Olympics tough sell for local businesses
Four years ago Geetha Raghavan could barely keep officially licensed Olympics and Team Canada gear on the shelves of her Blue Line Sports store in Lougheed Town Centre.
With this year’s Winter Games starting on Friday in Sochi, Russia, she says the Canada merchandise in her displays is proving a tougher sell.
“It’s been slowly going, but it’s not like a rush yet,” says Raghavan, who recalls people were lined up outside her shop and down the concourse after Sidney Crosby scored the overtime goal that won a gold medal for Canada in the 2010 men’s hockey final.
She says her customers have been more focused on the Super Bowl that was won on Sunday by the nearby Seattle Seahawks. And with this year’s Winter Olympics dogged by controversy and taking place so far away, enthusiasm has paled compared to the last Games, just a SkyTrain ride away.

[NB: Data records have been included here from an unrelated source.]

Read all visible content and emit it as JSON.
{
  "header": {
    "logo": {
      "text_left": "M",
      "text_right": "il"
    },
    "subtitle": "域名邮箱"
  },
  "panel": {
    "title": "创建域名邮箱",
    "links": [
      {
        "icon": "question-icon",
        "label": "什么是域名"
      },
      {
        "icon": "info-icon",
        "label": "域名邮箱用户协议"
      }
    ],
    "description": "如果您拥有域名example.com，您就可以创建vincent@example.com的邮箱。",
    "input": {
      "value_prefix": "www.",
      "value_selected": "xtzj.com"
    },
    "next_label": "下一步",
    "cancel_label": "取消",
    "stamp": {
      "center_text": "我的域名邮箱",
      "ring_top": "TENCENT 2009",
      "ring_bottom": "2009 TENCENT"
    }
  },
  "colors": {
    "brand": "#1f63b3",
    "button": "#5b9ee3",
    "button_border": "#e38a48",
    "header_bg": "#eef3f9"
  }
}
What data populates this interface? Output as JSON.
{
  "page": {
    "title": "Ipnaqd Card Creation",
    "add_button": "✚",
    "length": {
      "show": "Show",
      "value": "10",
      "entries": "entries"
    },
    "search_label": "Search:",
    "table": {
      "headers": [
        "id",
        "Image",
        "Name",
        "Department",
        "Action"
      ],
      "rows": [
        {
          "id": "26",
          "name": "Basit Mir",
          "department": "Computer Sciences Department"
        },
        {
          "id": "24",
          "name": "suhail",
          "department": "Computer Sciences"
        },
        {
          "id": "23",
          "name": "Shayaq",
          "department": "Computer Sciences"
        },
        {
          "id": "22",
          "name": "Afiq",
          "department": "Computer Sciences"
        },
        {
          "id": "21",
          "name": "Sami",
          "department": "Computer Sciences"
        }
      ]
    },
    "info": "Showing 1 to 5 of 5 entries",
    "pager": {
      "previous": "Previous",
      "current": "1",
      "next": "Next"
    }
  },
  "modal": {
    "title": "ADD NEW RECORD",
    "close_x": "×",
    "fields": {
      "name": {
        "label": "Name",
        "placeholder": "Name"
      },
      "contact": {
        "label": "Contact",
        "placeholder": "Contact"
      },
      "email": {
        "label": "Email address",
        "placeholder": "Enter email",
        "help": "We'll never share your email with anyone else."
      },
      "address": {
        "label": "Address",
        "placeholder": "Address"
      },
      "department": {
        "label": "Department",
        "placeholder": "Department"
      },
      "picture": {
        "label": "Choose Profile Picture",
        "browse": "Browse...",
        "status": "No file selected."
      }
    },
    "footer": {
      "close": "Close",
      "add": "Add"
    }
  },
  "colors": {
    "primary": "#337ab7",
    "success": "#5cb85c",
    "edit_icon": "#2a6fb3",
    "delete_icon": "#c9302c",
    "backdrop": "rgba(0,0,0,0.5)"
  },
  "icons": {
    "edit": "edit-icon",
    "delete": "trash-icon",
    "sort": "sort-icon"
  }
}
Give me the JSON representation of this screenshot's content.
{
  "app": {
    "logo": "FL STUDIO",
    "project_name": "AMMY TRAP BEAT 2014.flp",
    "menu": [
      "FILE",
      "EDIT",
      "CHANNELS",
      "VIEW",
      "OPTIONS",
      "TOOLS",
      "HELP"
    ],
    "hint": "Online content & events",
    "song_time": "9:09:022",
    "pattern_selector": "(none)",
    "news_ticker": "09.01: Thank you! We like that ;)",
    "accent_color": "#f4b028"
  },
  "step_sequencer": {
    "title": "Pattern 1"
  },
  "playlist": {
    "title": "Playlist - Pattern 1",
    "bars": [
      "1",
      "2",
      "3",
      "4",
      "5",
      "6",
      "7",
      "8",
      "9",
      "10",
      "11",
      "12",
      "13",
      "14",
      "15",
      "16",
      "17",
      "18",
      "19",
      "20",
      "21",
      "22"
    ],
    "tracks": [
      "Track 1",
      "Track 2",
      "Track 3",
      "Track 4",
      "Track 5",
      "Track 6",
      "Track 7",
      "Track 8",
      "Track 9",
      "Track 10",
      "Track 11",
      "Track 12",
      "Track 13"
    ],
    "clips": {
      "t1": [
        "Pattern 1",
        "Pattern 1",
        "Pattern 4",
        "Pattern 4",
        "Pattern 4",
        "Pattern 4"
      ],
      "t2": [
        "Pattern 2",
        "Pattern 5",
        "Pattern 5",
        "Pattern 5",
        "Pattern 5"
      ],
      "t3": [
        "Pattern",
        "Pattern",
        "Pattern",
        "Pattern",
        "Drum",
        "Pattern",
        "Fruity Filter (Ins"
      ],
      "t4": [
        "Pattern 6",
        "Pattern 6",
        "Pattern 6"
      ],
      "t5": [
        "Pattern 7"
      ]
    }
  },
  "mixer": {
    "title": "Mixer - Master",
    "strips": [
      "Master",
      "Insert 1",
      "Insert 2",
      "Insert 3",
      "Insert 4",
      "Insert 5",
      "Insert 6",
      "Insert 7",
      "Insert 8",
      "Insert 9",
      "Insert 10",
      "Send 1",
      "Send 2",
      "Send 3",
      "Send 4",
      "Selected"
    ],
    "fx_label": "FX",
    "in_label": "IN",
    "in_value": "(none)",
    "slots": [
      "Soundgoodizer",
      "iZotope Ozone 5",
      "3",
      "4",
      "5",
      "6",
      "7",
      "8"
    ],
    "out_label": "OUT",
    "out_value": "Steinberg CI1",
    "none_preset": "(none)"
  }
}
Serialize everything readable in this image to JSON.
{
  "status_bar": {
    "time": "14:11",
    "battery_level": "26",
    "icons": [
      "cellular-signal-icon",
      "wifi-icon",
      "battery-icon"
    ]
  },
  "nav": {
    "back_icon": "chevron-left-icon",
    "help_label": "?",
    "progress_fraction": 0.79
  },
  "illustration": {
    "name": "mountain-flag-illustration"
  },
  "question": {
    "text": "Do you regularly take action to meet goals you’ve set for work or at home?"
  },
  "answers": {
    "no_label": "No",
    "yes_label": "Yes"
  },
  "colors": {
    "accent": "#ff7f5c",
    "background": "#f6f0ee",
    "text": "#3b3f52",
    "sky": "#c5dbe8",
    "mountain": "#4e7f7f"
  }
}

In fact, the 12-hour time difference between Vancouver and Sochi is proving particularly problematic for local pubs that were often packed for all of Canada’s hockey games when they were being played at Rogers Arena. This year most of the games will be broadcast live in the early morning, not exactly prime partying time, says Andrew Wong of the Mountain Shadow Pub.
And while they’ll show the replay broadcasts on the big screens scattered around the pub, “everyone will already know the scores.”
The Great Bear Pub on Kingsway will be opening for breakfast during Canada’s first three preliminary round games, Feb. 13, 14 and 16. They begin at 9 a.m. and to ramp up the excitement the pub will be giving away a Team Canada jersey during select games.
But an early morning opening isn’t possible at the Admiral Pub & Grill in North Burnaby, says its manager Rolf Ragnvaldsen. Even though its liquor primary license would allow such an opening, he wouldn’t be permitted to serve alcohol and he’d have to throw everybody out and close a half hour before his regular opening time at 11 a.m., likely just as the third period is about to start.
“It’s kind of like a Catch-22,” says Ragnvaldsen.
Still, he’ll make the best of a bad situation by running a contest for Olympics’ viewers who could win tickets to the Heritage Classic hockey game at BC Place in March.
“It’ll be on anyway,” says Ragnvaldsen of the Olympic broadcasts. “But it’s not the same kind of excitement.”
At the Mountain Shadow, Wong and his staff have yet to formulate a plan to ignite the Olympic spirit in customers. But with the football season over, and the NHL on hiatus for two weeks to accommodate the Olympic tournament, it’s not like there’s much alternative.
“We don’t exactly have an NBA following,” says Wong, who will be outfitting his servers in Canada T-shirts.
Blue Line’s Raghavan says she’s confident interest will pick up once the Games begin in earnest. With racks of $130 Canada hockey sweaters and $60 hoodies waiting to be sold, she’s banking on it.